Output the whole listing exactly, with no pictures.

▸ EXERCISE INPUTS
****

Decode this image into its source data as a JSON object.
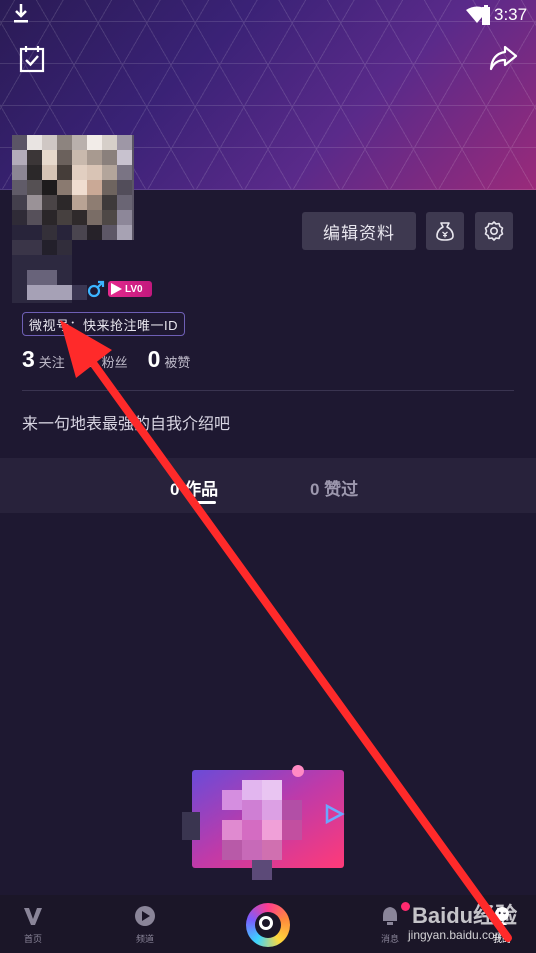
{
  "status_bar": {
    "time": "3:37"
  },
  "profile": {
    "edit_button": "编辑资料",
    "level": "LV0",
    "weishi_id": "微视号：快来抢注唯一ID",
    "stats": [
      {
        "value": "3",
        "label": "关注"
      },
      {
        "value": "0",
        "label": "粉丝"
      },
      {
        "value": "0",
        "label": "被赞"
      }
    ],
    "bio": "来一句地表最强的自我介绍吧"
  },
  "tabs": {
    "works": "0 作品",
    "liked": "0 赞过"
  },
  "bottom_nav": {
    "home": "首页",
    "channel": "频道",
    "message": "消息",
    "me": "我的"
  },
  "watermark": {
    "brand": "Baidu经验",
    "url": "jingyan.baidu.com"
  },
  "colors": {
    "accent_pink": "#e42a8e",
    "arrow_red": "#ff2a2a",
    "background": "#1e1831"
  }
}
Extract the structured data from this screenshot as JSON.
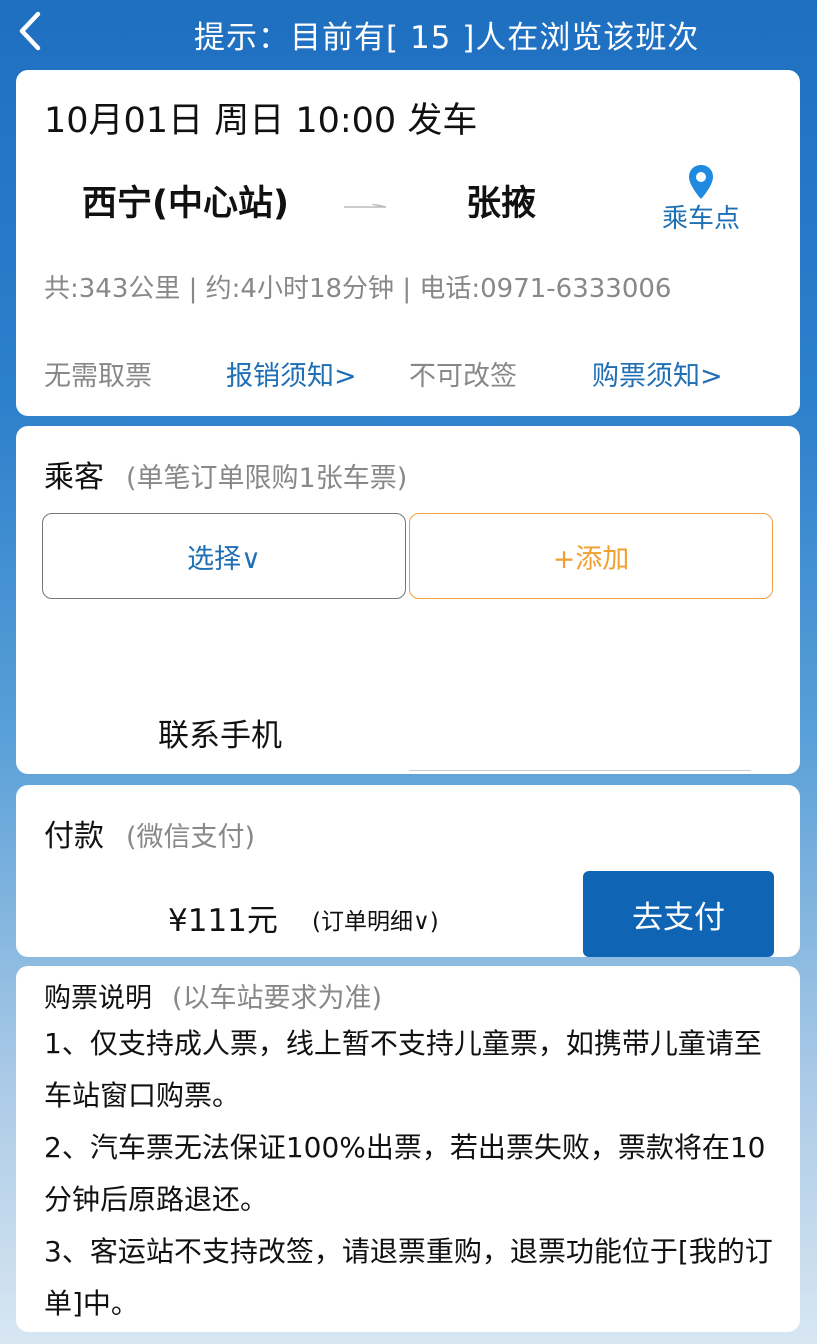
{
  "header": {
    "back_icon": "chevron-left-icon",
    "title": "提示：目前有[ 15 ]人在浏览该班次"
  },
  "trip": {
    "departure": "10月01日 周日 10:00 发车",
    "from": "西宁(中心站)",
    "to": "张掖",
    "pickup_icon": "location-pin-icon",
    "pickup_label": "乘车点",
    "info": "共:343公里 | 约:4小时18分钟 | 电话:0971-6333006",
    "tags": [
      "无需取票",
      "报销须知>",
      "不可改签",
      "购票须知>"
    ],
    "link_color": "#1f6fb5"
  },
  "passenger": {
    "title": "乘客",
    "subtitle": "(单笔订单限购1张车票)",
    "select_label": "选择∨",
    "add_label": "+添加",
    "phone_label": "联系手机",
    "phone_value": "",
    "add_color": "#f0a030"
  },
  "payment": {
    "title": "付款",
    "subtitle": "(微信支付)",
    "price": "¥111元",
    "detail": "(订单明细∨)",
    "pay_button": "去支付",
    "pay_button_color": "#0f64b4"
  },
  "notes": {
    "title": "购票说明",
    "subtitle": "(以车站要求为准)",
    "items": [
      "1、仅支持成人票，线上暂不支持儿童票，如携带儿童请至车站窗口购票。",
      "2、汽车票无法保证100%出票，若出票失败，票款将在10分钟后原路退还。",
      "3、客运站不支持改签，请退票重购，退票功能位于[我的订单]中。"
    ]
  }
}
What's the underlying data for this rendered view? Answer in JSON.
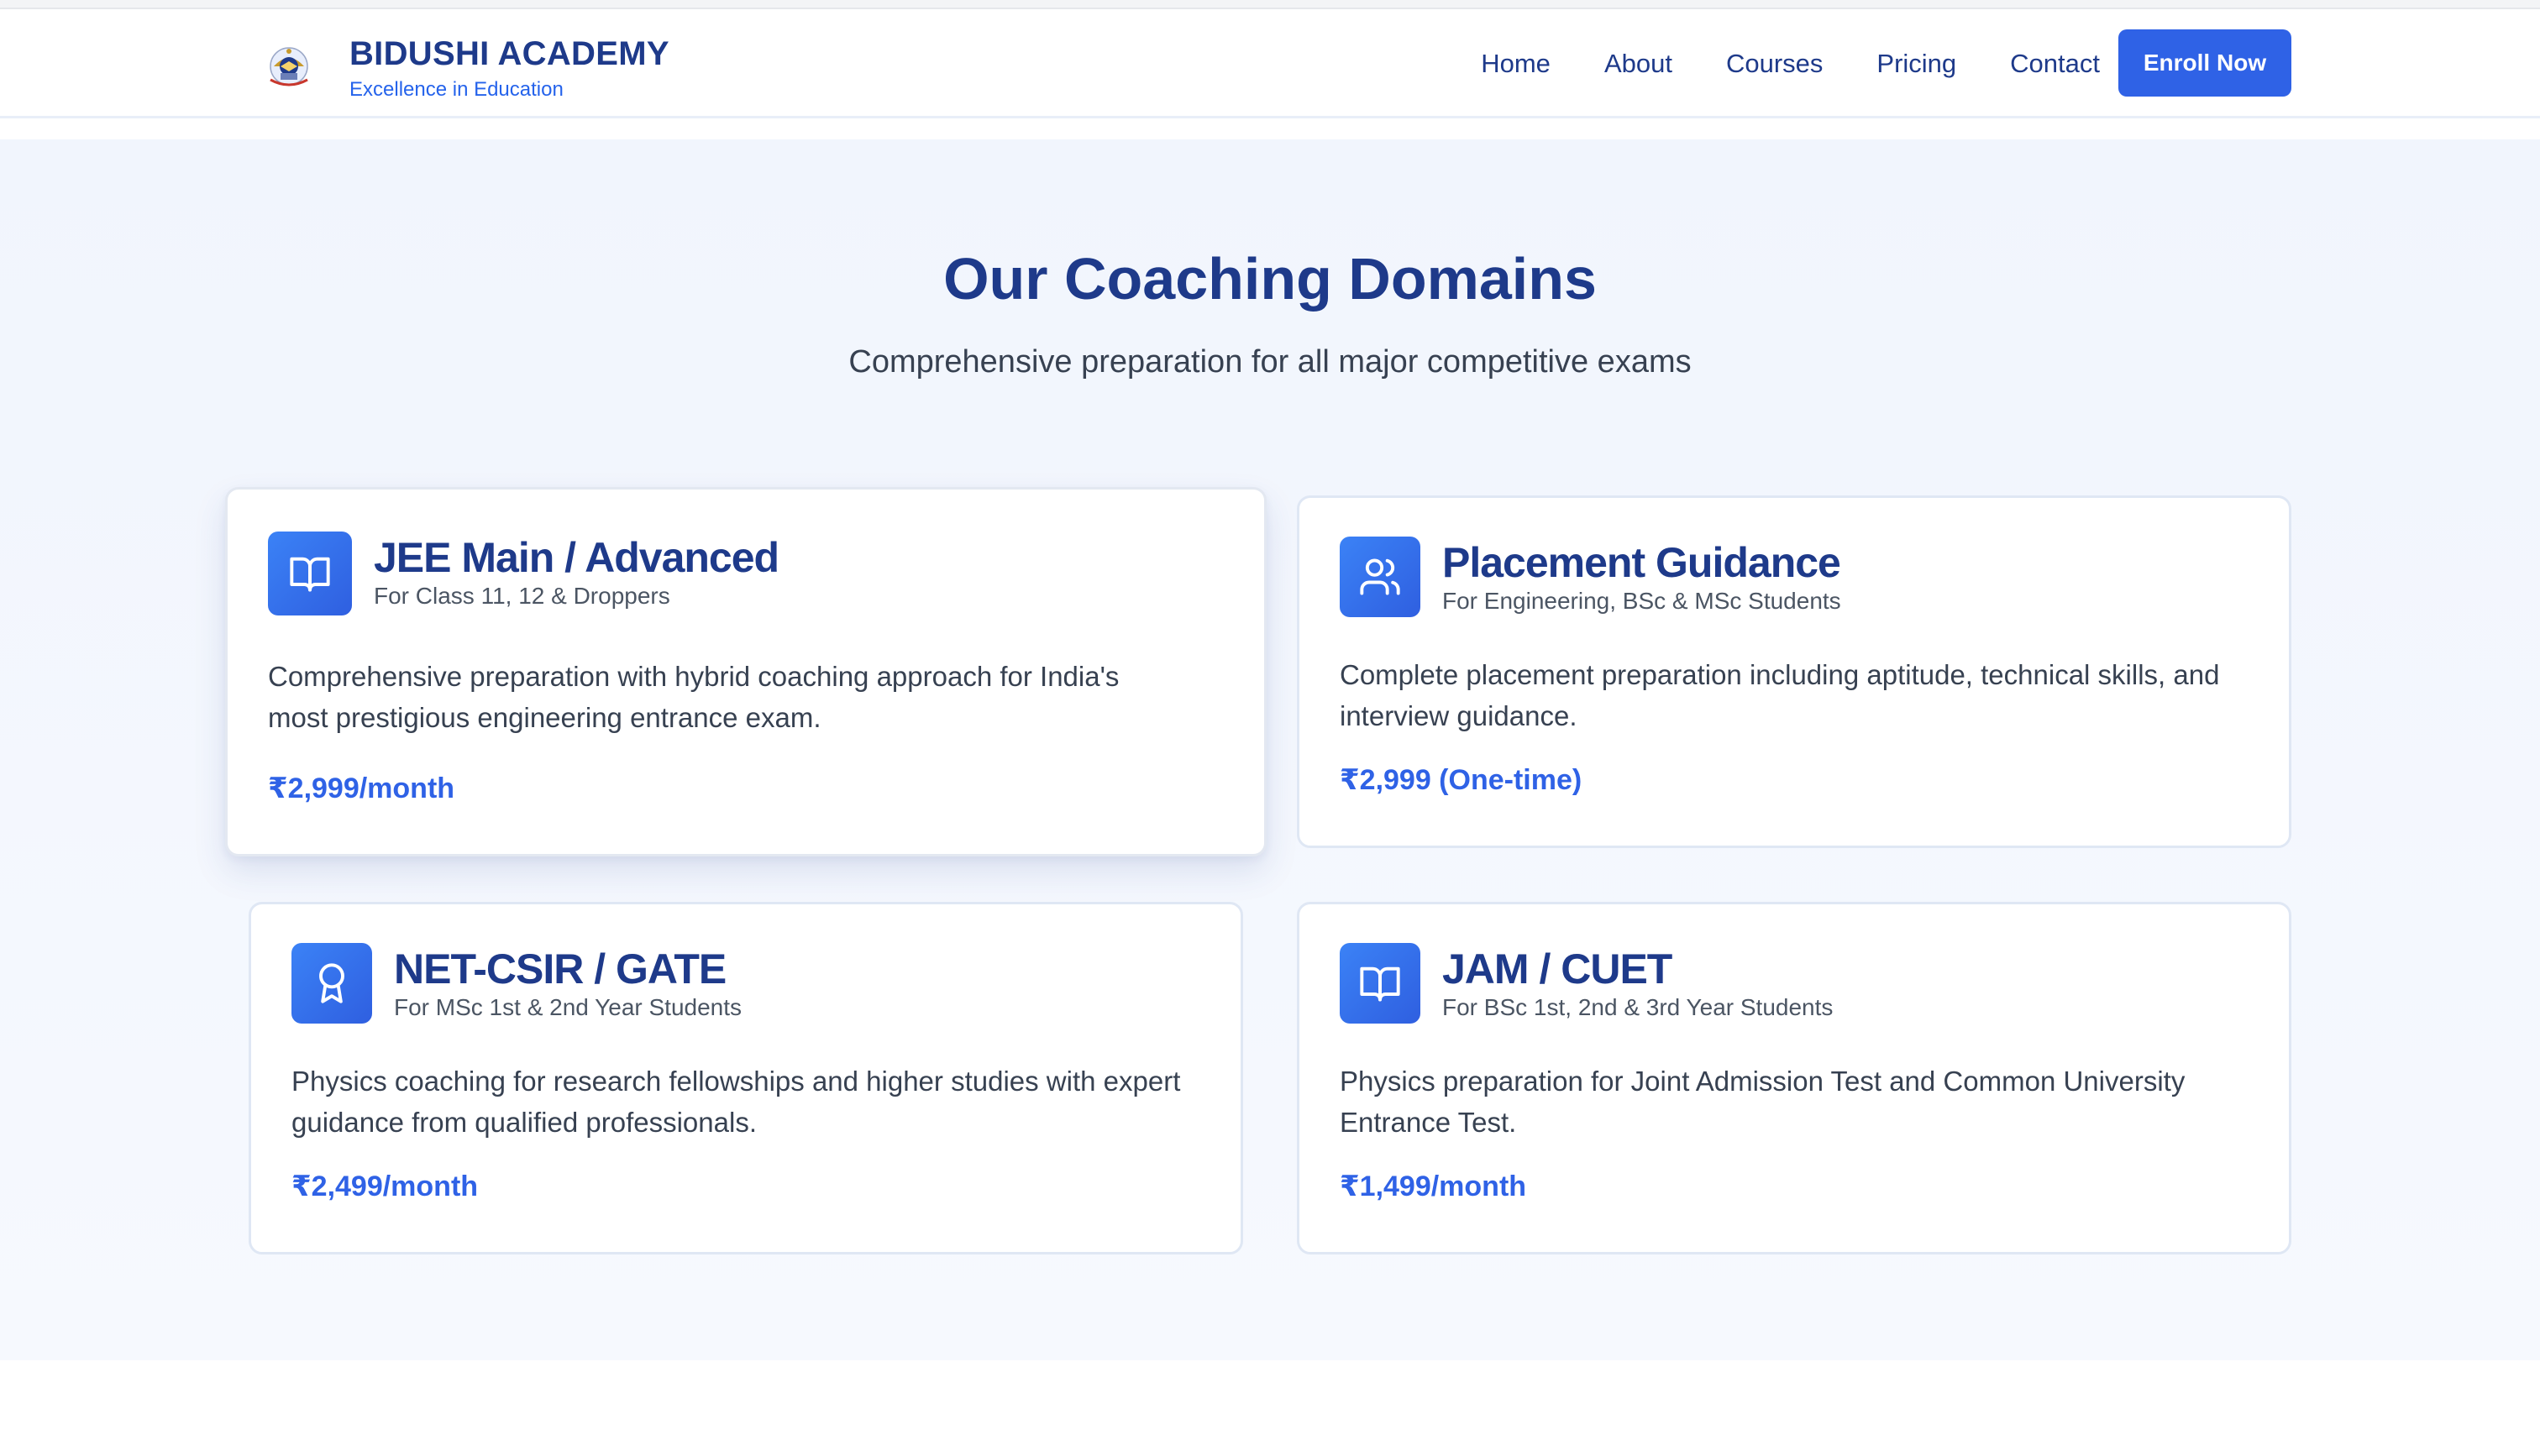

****

▸ SOLUTION TO THE PROBLEM
Decode this image into its source data as a JSON object.
{
  "status_bar": {
    "time": "3:37"
  },
  "profile": {
    "edit_button": "编辑资料",
    "level": "LV0",
    "weishi_id": "微视号：快来抢注唯一ID",
    "stats": [
      {
        "value": "3",
        "label": "关注"
      },
      {
        "value": "0",
        "label": "粉丝"
      },
      {
        "value": "0",
        "label": "被赞"
      }
    ],
    "bio": "来一句地表最强的自我介绍吧"
  },
  "tabs": {
    "works": "0 作品",
    "liked": "0 赞过"
  },
  "bottom_nav": {
    "home": "首页",
    "channel": "频道",
    "message": "消息",
    "me": "我的"
  },
  "watermark": {
    "brand": "Baidu经验",
    "url": "jingyan.baidu.com"
  },
  "colors": {
    "accent_pink": "#e42a8e",
    "arrow_red": "#ff2a2a",
    "background": "#1e1831"
  }
}
Extract the structured data from this screenshot as JSON.
{
  "header": {
    "back_icon": "chevron-left-icon",
    "title": "提示：目前有[ 15 ]人在浏览该班次"
  },
  "trip": {
    "departure": "10月01日 周日 10:00 发车",
    "from": "西宁(中心站)",
    "to": "张掖",
    "pickup_icon": "location-pin-icon",
    "pickup_label": "乘车点",
    "info": "共:343公里 | 约:4小时18分钟 | 电话:0971-6333006",
    "tags": [
      "无需取票",
      "报销须知>",
      "不可改签",
      "购票须知>"
    ],
    "link_color": "#1f6fb5"
  },
  "passenger": {
    "title": "乘客",
    "subtitle": "(单笔订单限购1张车票)",
    "select_label": "选择∨",
    "add_label": "+添加",
    "phone_label": "联系手机",
    "phone_value": "",
    "add_color": "#f0a030"
  },
  "payment": {
    "title": "付款",
    "subtitle": "(微信支付)",
    "price": "¥111元",
    "detail": "(订单明细∨)",
    "pay_button": "去支付",
    "pay_button_color": "#0f64b4"
  },
  "notes": {
    "title": "购票说明",
    "subtitle": "(以车站要求为准)",
    "items": [
      "1、仅支持成人票，线上暂不支持儿童票，如携带儿童请至车站窗口购票。",
      "2、汽车票无法保证100%出票，若出票失败，票款将在10分钟后原路退还。",
      "3、客运站不支持改签，请退票重购，退票功能位于[我的订单]中。"
    ]
  }
}
What's the underlying data for this rendered view? Answer in JSON.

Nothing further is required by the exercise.